The leading safety hazards on site are falls from height, motor vehicle crashes, excavation accidents, electrocution, machines, and being struck by falling objects. Some of the main health hazards on site are asbestos, solvents, noise, and manual handling activities. Falls from heights is the leading cause of injury in the construction industry. In the OSHA Handbook (29 CFR), fall protection is needed in areas and activities that include, but are not limited to: ramps, runways, and other walkways; excavations; hoist areas; holes; formwork; leading edge work; unprotected sides and edges; overhand bricklaying and related work; roofing; precast erection; wall openings; residential construction; and other walking/working surfaces. The height limit where fall protection is required is not defined. It used to be 2 metres in the previous issue of Work at Height Regulations. It is any height that may result in injury from a fall. Protection is also required when the employee is at risk to falling onto dangerous equipment. Fall protection can be provided by guardrail systems, safety net systems, personal fall arrest systems, positioning device systems, and warning line systems. All employees should be trained to understand the proper way to use these systems and to identify hazards. The employee or employer will be responsible

for providing fall protection systems and to ensure the use of these systems. For further information and specifics, 29 CFR list out further instruction in Subpart M. Motor Vehicle Crashes are another major safety hazard on construction sites. It is important to be safety cautious while operation motor vehicles or Equipment on the site. Motor vehicles shall have a service brake system, emergency brake system, and a parking brake system. All vehicles must be equipped with an audible warning system if the operator chooses to use it. Vehicles must have windows and doors, power windshield wipers, and have a clear view of site from the rear window.
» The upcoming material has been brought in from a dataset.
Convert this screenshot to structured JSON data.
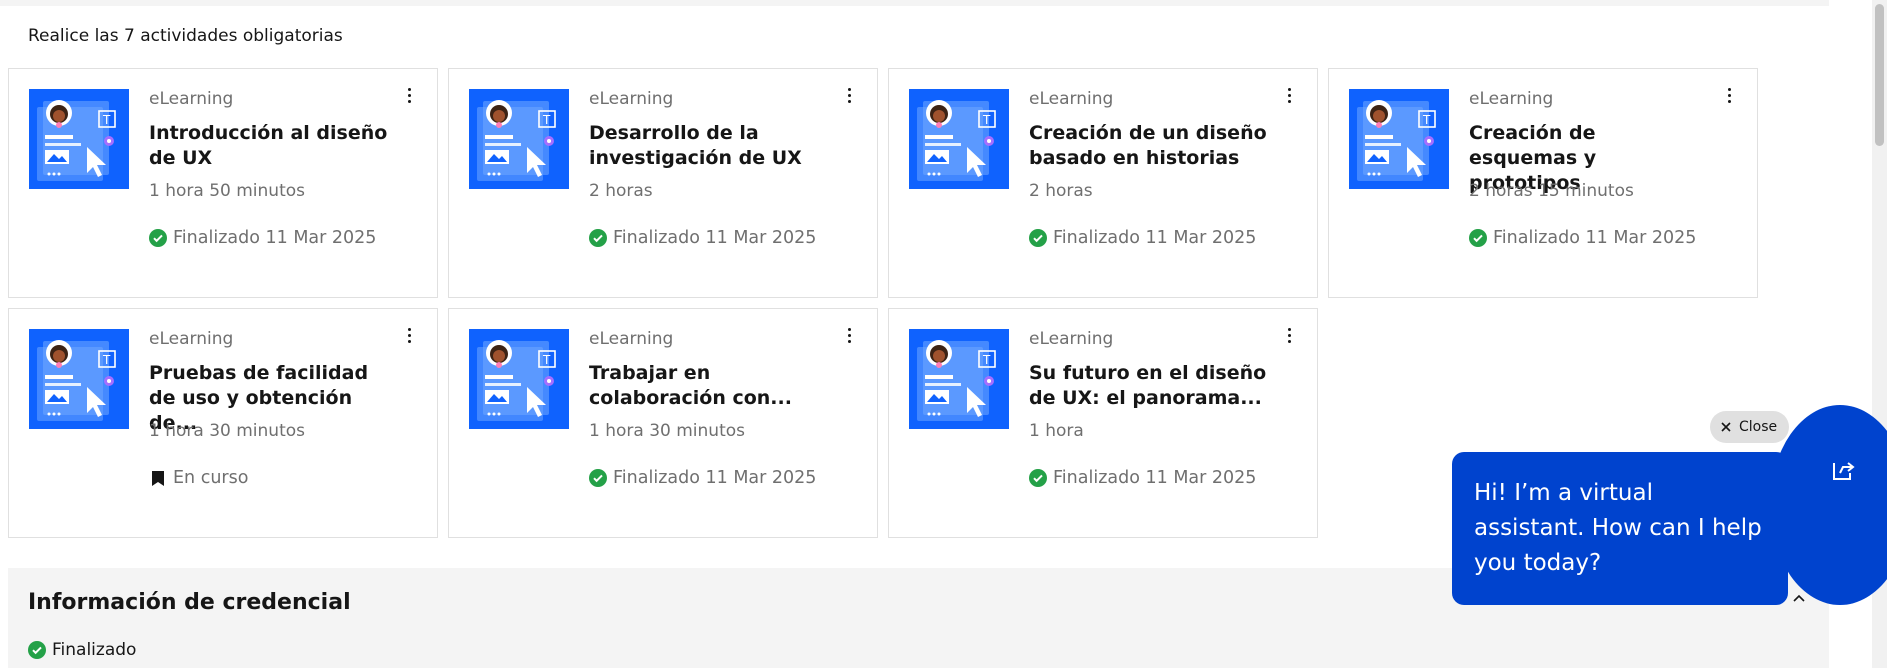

Equipment on the job site must have light and reflectors if intended for night use. The glass in the cab of the equipment must be safety glass. The equipment must be used for their intended task at all times on the job site. Further instruction can be found in 29 CFR Subpart O.

Temporary fencing on a building site in Sydney, Australia.

Before any excavation has taken place, the contractor is responsible for notification of all applicable companies that excavation work is being performed. Location of utilities is a must before breaking ground. During excavation, the contractor is responsible for providing a safe work environment for employees and pedestrians. The contractor shall comply with all standards set forth in 29 CFR Subpart P. Access and Egress is also an important part of excavation safety. Ramps used by equipment must be designed by a competent person, qualified in structural design. No person is allowed to cross underneath or stand underneath any loading or digging equipment. Employees are to remain at a safe distance from all equipment while it is operational. Inspect the equipment before every use. Further instruction for excavation can be found in 29 CFR Subpart P.